Even though cloud services usually provide some form of backup and recovery you need to think about your specific scenarios for recovery. One new scenario is that of restoring after a RansonWare attack. A RansomWare attack may have encrypted or destroyed critical business data over a short or a long period of time. The longer the period the more likely that the corrupted data has been stored in backups or been copied to alternate sites. It is critical that you have a means to perform a recovery from a clean and disconnected source because your business may depend upon it.
Another factor in Backup and Recovery is cost. A cloud service provider may charge you for backing up or moving your data offsite or it may charge you for the recovery process. Some providers have APIs to both extract and restore data so you may be charged by the API call.
You need to understand the Backup and Recovery processes and costs for each capability.
Disaster Recovery is the technical side of you business continuity and resilience. It is how you will bring all the technology based services back to an operational level even if it means switching providers or radically changing the way the service is implemented.
Many cloud service providers have ways of performing regional failover or base level replication. What you have to understand is what does it take to make this happen, does it cover all of your circumstances, and how much does it costs to utilized these resilient services. You can’t just depend on the provider to support your business and technical processes without issue.
You need to understand the capabilities you are utilizing and then determine what the disaster recovery plan is for each of those capabilities even if it is deemed that you will do nothing. The location of your capabilities becomes more important because orchestrating a recovery plan across locations is even more complex.
The first option is to design your systems with recovery in mind. The second option is to be properly prepared.
Requests and Provisioning
All cloud service providers have one or more ways to request and create their services. Many are based on self-service and are driven by a credit card. They may be exposed through a dashboard or the CSP may provide a command line interface or API to help in automation.
You need to consider how integrate these requests with your internal processes. You may have a service request system that can front end the processes. If you are not as automated you may have to rely on the provisioning systems that the CSP provides.
Either way how you request, provision, and notify the requestor of their service has to be taken into consideration otherwise you may end up with disparate request processes.
How are you tracking the actual service costs and their operational support costs? You may get a monthly bill from your CSP but is it consolidated across CSPs and does it include supporting service costs?
You may also want to set limits on spending if possible. Sometimes it is much harder to control costs when all those costs are coming from your production environment.
A part of cost management is also transferring costs from existing processes to a potentially more managed cloud service.

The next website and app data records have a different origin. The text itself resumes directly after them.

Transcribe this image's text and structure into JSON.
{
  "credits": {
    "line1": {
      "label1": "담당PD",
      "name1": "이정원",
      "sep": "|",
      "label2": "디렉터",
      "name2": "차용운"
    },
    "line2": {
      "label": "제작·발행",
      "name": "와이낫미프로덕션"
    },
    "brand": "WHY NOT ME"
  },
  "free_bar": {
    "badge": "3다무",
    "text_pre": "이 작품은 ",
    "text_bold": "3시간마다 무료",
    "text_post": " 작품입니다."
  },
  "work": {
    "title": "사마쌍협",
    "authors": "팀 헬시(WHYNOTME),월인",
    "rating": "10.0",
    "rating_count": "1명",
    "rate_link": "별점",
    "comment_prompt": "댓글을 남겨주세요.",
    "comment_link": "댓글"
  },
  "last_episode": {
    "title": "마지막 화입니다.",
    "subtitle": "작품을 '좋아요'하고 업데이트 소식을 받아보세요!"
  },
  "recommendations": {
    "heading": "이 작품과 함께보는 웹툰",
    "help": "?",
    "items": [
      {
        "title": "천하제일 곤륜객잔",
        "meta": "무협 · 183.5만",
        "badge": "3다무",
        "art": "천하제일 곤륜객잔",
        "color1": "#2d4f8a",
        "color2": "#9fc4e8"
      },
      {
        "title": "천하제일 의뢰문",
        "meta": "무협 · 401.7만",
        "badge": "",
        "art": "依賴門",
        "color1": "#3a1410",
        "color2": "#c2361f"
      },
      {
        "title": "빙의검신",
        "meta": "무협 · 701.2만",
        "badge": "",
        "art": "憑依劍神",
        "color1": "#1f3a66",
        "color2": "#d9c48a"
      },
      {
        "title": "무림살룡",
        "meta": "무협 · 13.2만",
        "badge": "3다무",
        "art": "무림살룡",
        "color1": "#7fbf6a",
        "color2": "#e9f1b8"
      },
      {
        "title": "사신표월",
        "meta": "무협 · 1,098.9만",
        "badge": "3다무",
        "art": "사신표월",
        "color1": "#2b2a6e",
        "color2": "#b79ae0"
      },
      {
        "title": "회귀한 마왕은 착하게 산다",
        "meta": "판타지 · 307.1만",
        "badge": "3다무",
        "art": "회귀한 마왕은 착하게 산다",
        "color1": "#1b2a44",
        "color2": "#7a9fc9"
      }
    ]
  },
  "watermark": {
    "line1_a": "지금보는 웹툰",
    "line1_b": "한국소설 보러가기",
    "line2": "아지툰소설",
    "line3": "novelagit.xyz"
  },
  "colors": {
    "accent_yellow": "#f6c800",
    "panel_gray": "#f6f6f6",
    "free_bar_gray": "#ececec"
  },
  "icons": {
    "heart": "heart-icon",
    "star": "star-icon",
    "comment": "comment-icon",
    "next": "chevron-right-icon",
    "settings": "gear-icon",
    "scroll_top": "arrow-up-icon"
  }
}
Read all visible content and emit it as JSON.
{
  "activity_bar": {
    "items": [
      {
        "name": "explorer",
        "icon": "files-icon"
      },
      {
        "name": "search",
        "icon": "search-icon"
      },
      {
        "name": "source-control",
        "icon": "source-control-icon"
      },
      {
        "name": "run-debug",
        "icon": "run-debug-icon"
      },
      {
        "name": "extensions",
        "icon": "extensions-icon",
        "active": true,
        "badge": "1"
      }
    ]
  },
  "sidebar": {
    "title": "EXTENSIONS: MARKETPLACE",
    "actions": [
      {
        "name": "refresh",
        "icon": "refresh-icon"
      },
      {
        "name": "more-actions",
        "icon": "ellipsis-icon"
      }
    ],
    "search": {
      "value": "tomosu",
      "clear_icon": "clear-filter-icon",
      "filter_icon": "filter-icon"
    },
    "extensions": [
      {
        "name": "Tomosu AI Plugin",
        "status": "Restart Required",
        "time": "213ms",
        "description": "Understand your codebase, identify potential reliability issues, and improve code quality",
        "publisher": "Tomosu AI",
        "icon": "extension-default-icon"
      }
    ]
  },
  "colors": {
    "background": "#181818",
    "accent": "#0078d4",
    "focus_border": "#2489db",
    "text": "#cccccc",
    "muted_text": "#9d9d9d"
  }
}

We are half way through the list of foundational areas. Next time we will finish our list and move on to applying some architecture.
If you have any questions or comments please drop me a note at email@example.com or @scmunk